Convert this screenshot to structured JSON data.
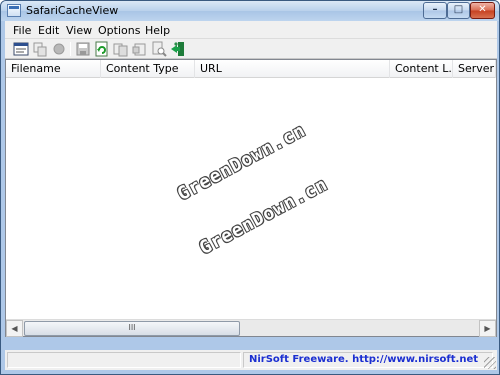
{
  "window": {
    "title": "SafariCacheView",
    "controls": {
      "minimize": "–",
      "maximize": "□",
      "close": "✕"
    }
  },
  "menu": {
    "items": [
      "File",
      "Edit",
      "View",
      "Options",
      "Help"
    ]
  },
  "toolbar": {
    "icons": [
      "properties-icon",
      "copy-icon",
      "stop-icon",
      "save-icon",
      "refresh-icon",
      "copy-selected-icon",
      "html-report-icon",
      "find-icon",
      "exit-icon"
    ]
  },
  "list": {
    "columns": [
      "Filename",
      "Content Type",
      "URL",
      "Content L...",
      "Server N"
    ],
    "rows": []
  },
  "watermarks": [
    "GreenDown.cn",
    "GreenDown.cn"
  ],
  "scrollbar": {
    "thumb_grip": "III"
  },
  "status": {
    "text": "NirSoft Freeware.  http://www.nirsoft.net"
  },
  "colors": {
    "title_bar": "#b9d1ec",
    "status_link": "#1b2fd1",
    "close_button": "#c64020"
  }
}
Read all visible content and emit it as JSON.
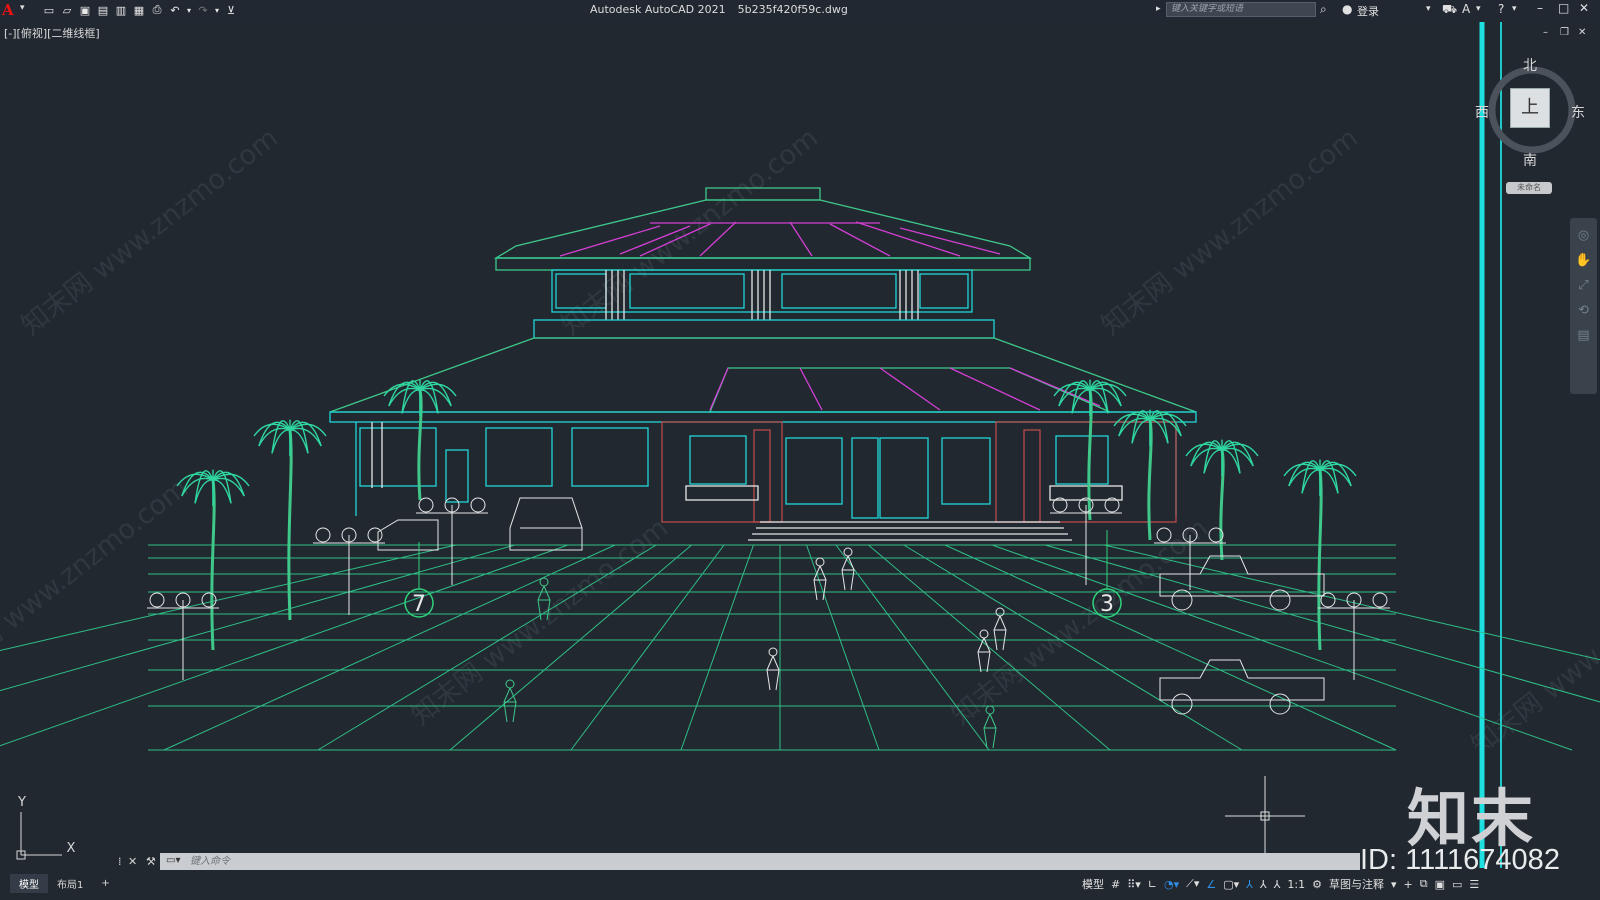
{
  "app": {
    "logo": "A",
    "name": "Autodesk AutoCAD 2021",
    "file": "5b235f420f59c.dwg"
  },
  "title_search": {
    "placeholder": "键入关键字或短语"
  },
  "login": {
    "label": "登录"
  },
  "quick_access": {
    "icons": [
      "new-icon",
      "open-icon",
      "save-icon",
      "save-as-icon",
      "plot-preview-icon",
      "publish-icon",
      "print-icon",
      "undo-icon",
      "redo-icon",
      "customize-icon"
    ]
  },
  "viewport": {
    "label": "[-][俯视][二维线框]"
  },
  "viewcube": {
    "north": "北",
    "south": "南",
    "east": "东",
    "west": "西",
    "face": "上",
    "wcs": "未命名"
  },
  "command": {
    "placeholder": "键入命令"
  },
  "layout_tabs": {
    "model": "模型",
    "layout1": "布局1",
    "add": "+"
  },
  "status": {
    "model": "模型",
    "scale": "1:1",
    "workspace": "草图与注释"
  },
  "ucs": {
    "x": "X",
    "y": "Y"
  },
  "drawing": {
    "markers": [
      "7",
      "3"
    ]
  },
  "watermark": {
    "text": "知末网 www.znzmo.com",
    "brand": "知末",
    "id": "ID: 1111674082"
  },
  "colors": {
    "background": "#212830",
    "cyan": "#1fd6d6",
    "magenta": "#d43fd4",
    "green": "#3fc88a",
    "white": "#e8e8e8",
    "red": "#b84b4b"
  }
}
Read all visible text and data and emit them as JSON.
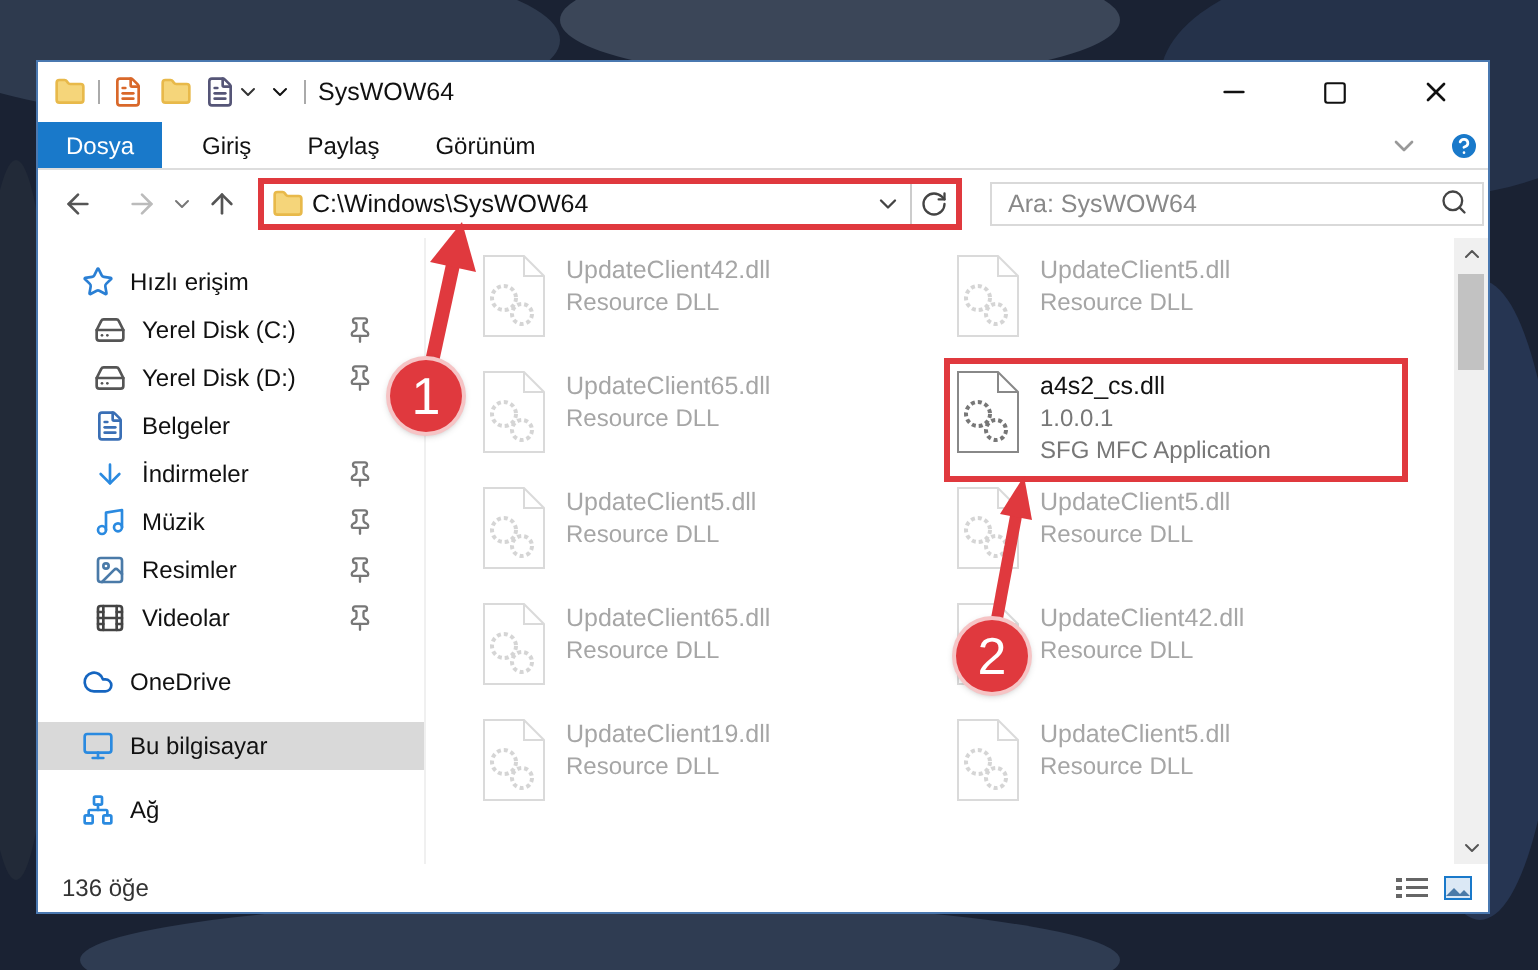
{
  "window": {
    "title": "SysWOW64"
  },
  "ribbon_tabs": [
    {
      "label": "Dosya",
      "selected": true
    },
    {
      "label": "Giriş",
      "selected": false
    },
    {
      "label": "Paylaş",
      "selected": false
    },
    {
      "label": "Görünüm",
      "selected": false
    }
  ],
  "address_bar": {
    "path": "C:\\Windows\\SysWOW64",
    "highlighted": true
  },
  "search": {
    "placeholder": "Ara: SysWOW64"
  },
  "sidebar": {
    "items": [
      {
        "label": "Hızlı erişim",
        "selected": false,
        "children": [
          {
            "label": "Yerel Disk (C:)",
            "pinned": true
          },
          {
            "label": "Yerel Disk (D:)",
            "pinned": true
          },
          {
            "label": "Belgeler"
          },
          {
            "label": "İndirmeler",
            "pinned": true
          },
          {
            "label": "Müzik",
            "pinned": true
          },
          {
            "label": "Resimler",
            "pinned": true
          },
          {
            "label": "Videolar",
            "pinned": true
          }
        ]
      },
      {
        "label": "OneDrive",
        "selected": false
      },
      {
        "label": "Bu bilgisayar",
        "selected": true
      },
      {
        "label": "Ağ",
        "selected": false
      }
    ]
  },
  "files": [
    {
      "name": "UpdateClient42.dll",
      "description": "Resource DLL",
      "faded": true,
      "highlighted": false
    },
    {
      "name": "UpdateClient5.dll",
      "description": "Resource DLL",
      "faded": true,
      "highlighted": false
    },
    {
      "name": "UpdateClient65.dll",
      "description": "Resource DLL",
      "faded": true,
      "highlighted": false
    },
    {
      "name": "a4s2_cs.dll",
      "version": "1.0.0.1",
      "description": "SFG MFC Application",
      "faded": false,
      "highlighted": true
    },
    {
      "name": "UpdateClient5.dll",
      "description": "Resource DLL",
      "faded": true,
      "highlighted": false
    },
    {
      "name": "UpdateClient5.dll",
      "description": "Resource DLL",
      "faded": true,
      "highlighted": false
    },
    {
      "name": "UpdateClient65.dll",
      "description": "Resource DLL",
      "faded": true,
      "highlighted": false
    },
    {
      "name": "UpdateClient42.dll",
      "description": "Resource DLL",
      "faded": true,
      "highlighted": false
    },
    {
      "name": "UpdateClient19.dll",
      "description": "Resource DLL",
      "faded": true,
      "highlighted": false
    },
    {
      "name": "UpdateClient5.dll",
      "description": "Resource DLL",
      "faded": true,
      "highlighted": false
    }
  ],
  "status_bar": {
    "count": "136 öğe"
  },
  "annotations": [
    {
      "number": "1"
    },
    {
      "number": "2"
    }
  ]
}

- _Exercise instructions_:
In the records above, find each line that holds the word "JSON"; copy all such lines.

- _Response area_:
Convert this screenshot to structured JSON data.
Read all visible content and emit it as JSON.
Read all visible text and data and emit them as JSON.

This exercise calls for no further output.